Finally, Katherine DeForest-Evans, co-chair of the Human Services Grant Committee, came to the stage. From her I learned that BEST was just one organization out of 85 that had submitted an LOI for this grant. Our category was then narrowed to five organizations, all who do so much to make Washington State stronger and better. La Casa Hogar helps develop leadership skills among Latina women in the Yakima Valley. Room One provides childcare and integrates it with wrap-around services to help families become financially stable in the Methow Valley. Sound Outreach helps build wealth among Pierce County’s residents by providing low risk financial products to people who may not otherwise qualify for banking services. Washington State Coalition Against Domestic Violence targets survivors of abuse in our Native population to provide wrap-around services for well-being, as well as working to influence national policy.
As my colleagues stepped onto the stage, I can’t lie, my eyes got a little damp with tears of pride. We’re such a small organization but we work so hard, especially our Executive Director and Founder, Mar Brettmann. It’s difficult to explain how much it means to be recognized in this way and to know that the women who make up WWF voted for us, that they support us, and that they understand how important our work is to the children, women, and men who are ultimately affected by this crime. Mar spent a few minutes sharing our mission with the room, explaining how businesses have power to change attitudes, perceptions and behaviors that cause human trafficking to continue. Businesses changed their policies regarding sexual harassment a few decades ago, and while sexual harassment still exists, it’s no longer ignored and it can be addressed without fear of reprisal. Businesses can make the same difference when it comes to sex buying and we’re going to show them how—sometimes whether they want us to or not!

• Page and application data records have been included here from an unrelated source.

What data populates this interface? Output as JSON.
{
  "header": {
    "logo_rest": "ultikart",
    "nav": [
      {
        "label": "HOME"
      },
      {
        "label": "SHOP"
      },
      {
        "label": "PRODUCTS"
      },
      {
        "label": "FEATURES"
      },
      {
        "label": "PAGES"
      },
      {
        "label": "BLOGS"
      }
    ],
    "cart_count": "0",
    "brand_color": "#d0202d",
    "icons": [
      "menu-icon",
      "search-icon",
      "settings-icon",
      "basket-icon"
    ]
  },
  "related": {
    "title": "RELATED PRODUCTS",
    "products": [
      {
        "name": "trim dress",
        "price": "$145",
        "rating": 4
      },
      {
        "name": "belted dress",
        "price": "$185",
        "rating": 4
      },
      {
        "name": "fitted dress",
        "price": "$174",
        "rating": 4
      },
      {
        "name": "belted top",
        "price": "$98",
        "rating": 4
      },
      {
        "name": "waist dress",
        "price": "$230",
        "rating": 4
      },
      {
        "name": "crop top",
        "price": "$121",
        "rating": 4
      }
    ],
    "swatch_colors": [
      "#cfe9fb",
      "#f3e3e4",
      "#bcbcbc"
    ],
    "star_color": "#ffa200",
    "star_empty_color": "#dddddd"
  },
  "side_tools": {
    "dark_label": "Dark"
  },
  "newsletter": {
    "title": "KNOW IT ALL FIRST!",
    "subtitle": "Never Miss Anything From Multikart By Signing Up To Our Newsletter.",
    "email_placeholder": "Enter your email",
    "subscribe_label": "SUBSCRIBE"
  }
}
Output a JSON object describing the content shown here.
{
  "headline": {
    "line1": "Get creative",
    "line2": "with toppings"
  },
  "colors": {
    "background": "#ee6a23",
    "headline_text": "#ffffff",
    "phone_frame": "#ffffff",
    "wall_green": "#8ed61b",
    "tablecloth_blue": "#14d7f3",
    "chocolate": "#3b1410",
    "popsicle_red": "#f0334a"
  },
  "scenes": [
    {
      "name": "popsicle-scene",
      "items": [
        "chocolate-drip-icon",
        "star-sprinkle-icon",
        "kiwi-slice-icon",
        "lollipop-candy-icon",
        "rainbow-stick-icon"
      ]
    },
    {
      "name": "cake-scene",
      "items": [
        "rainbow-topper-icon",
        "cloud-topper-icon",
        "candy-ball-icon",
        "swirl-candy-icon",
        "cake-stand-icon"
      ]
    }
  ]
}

Thank you again, Washington Women’s Foundation members, for a beautiful event. But mostly thank you for understanding and valuing our vision. Thank you for empowering us though these funds to continue our work. Thank you, on behalf of the many children, women, and men who may avoid exploitation in the future because you gave us this award. You’ve shown us that together, there’s really nothing women CAN’T accomplish.
For more information about the Washington Women’s Foundation, check out their website or the Facebook page (which also has beautiful photos of this years’ Award Celebration).